┌────────

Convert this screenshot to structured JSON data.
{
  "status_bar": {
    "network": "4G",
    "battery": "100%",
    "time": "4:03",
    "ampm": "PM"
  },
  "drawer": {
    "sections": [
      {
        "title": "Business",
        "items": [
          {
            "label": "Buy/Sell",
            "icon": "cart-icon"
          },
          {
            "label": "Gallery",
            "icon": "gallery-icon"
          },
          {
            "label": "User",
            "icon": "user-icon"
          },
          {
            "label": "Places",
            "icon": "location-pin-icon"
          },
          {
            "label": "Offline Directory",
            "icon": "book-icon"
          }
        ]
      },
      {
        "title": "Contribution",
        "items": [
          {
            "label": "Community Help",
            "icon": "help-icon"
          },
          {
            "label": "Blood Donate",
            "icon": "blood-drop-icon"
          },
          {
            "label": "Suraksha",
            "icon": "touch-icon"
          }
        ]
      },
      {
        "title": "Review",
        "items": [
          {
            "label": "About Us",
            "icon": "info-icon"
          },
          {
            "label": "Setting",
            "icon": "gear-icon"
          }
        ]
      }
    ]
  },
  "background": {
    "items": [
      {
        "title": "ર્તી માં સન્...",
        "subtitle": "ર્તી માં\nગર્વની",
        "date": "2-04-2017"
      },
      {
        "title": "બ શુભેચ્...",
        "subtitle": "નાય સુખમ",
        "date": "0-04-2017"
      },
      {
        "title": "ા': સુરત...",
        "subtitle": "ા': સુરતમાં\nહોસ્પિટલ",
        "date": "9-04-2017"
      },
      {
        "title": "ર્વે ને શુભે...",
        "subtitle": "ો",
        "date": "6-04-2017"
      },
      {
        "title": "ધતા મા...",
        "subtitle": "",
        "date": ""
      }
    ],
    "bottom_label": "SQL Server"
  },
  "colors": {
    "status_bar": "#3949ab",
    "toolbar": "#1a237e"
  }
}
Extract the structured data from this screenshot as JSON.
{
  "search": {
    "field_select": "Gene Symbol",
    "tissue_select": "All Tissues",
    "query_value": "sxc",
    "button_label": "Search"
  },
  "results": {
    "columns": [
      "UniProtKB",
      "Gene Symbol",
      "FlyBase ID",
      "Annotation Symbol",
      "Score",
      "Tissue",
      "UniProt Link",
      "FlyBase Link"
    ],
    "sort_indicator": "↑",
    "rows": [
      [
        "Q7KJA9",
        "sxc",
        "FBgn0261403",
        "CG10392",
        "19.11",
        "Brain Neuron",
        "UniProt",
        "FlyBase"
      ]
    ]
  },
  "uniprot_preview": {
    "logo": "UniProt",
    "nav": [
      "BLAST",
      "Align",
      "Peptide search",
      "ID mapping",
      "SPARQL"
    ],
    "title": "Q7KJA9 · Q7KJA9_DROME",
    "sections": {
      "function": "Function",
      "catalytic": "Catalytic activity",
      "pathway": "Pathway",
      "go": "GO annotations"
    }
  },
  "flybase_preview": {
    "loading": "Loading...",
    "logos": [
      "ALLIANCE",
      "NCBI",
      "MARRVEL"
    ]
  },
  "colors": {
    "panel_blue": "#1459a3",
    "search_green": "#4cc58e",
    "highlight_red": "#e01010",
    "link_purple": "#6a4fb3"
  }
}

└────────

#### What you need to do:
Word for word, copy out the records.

#### Answer box:
Convert this screenshot to structured JSON data.
{
  "status_bar": {
    "network": "4G",
    "battery": "100%",
    "time": "4:03",
    "ampm": "PM"
  },
  "drawer": {
    "sections": [
      {
        "title": "Business",
        "items": [
          {
            "label": "Buy/Sell",
            "icon": "cart-icon"
          },
          {
            "label": "Gallery",
            "icon": "gallery-icon"
          },
          {
            "label": "User",
            "icon": "user-icon"
          },
          {
            "label": "Places",
            "icon": "location-pin-icon"
          },
          {
            "label": "Offline Directory",
            "icon": "book-icon"
          }
        ]
      },
      {
        "title": "Contribution",
        "items": [
          {
            "label": "Community Help",
            "icon": "help-icon"
          },
          {
            "label": "Blood Donate",
            "icon": "blood-drop-icon"
          },
          {
            "label": "Suraksha",
            "icon": "touch-icon"
          }
        ]
      },
      {
        "title": "Review",
        "items": [
          {
            "label": "About Us",
            "icon": "info-icon"
          },
          {
            "label": "Setting",
            "icon": "gear-icon"
          }
        ]
      }
    ]
  },
  "background": {
    "items": [
      {
        "title": "ર્તી માં સન્...",
        "subtitle": "ર્તી માં\nગર્વની",
        "date": "2-04-2017"
      },
      {
        "title": "બ શુભેચ્...",
        "subtitle": "નાય સુખમ",
        "date": "0-04-2017"
      },
      {
        "title": "ા': સુરત...",
        "subtitle": "ા': સુરતમાં\nહોસ્પિટલ",
        "date": "9-04-2017"
      },
      {
        "title": "ર્વે ને શુભે...",
        "subtitle": "ો",
        "date": "6-04-2017"
      },
      {
        "title": "ધતા મા...",
        "subtitle": "",
        "date": ""
      }
    ],
    "bottom_label": "SQL Server"
  },
  "colors": {
    "status_bar": "#3949ab",
    "toolbar": "#1a237e"
  }
}
Extract the structured data from this screenshot as JSON.
{
  "search": {
    "field_select": "Gene Symbol",
    "tissue_select": "All Tissues",
    "query_value": "sxc",
    "button_label": "Search"
  },
  "results": {
    "columns": [
      "UniProtKB",
      "Gene Symbol",
      "FlyBase ID",
      "Annotation Symbol",
      "Score",
      "Tissue",
      "UniProt Link",
      "FlyBase Link"
    ],
    "sort_indicator": "↑",
    "rows": [
      [
        "Q7KJA9",
        "sxc",
        "FBgn0261403",
        "CG10392",
        "19.11",
        "Brain Neuron",
        "UniProt",
        "FlyBase"
      ]
    ]
  },
  "uniprot_preview": {
    "logo": "UniProt",
    "nav": [
      "BLAST",
      "Align",
      "Peptide search",
      "ID mapping",
      "SPARQL"
    ],
    "title": "Q7KJA9 · Q7KJA9_DROME",
    "sections": {
      "function": "Function",
      "catalytic": "Catalytic activity",
      "pathway": "Pathway",
      "go": "GO annotations"
    }
  },
  "flybase_preview": {
    "loading": "Loading...",
    "logos": [
      "ALLIANCE",
      "NCBI",
      "MARRVEL"
    ]
  },
  "colors": {
    "panel_blue": "#1459a3",
    "search_green": "#4cc58e",
    "highlight_red": "#e01010",
    "link_purple": "#6a4fb3"
  }
}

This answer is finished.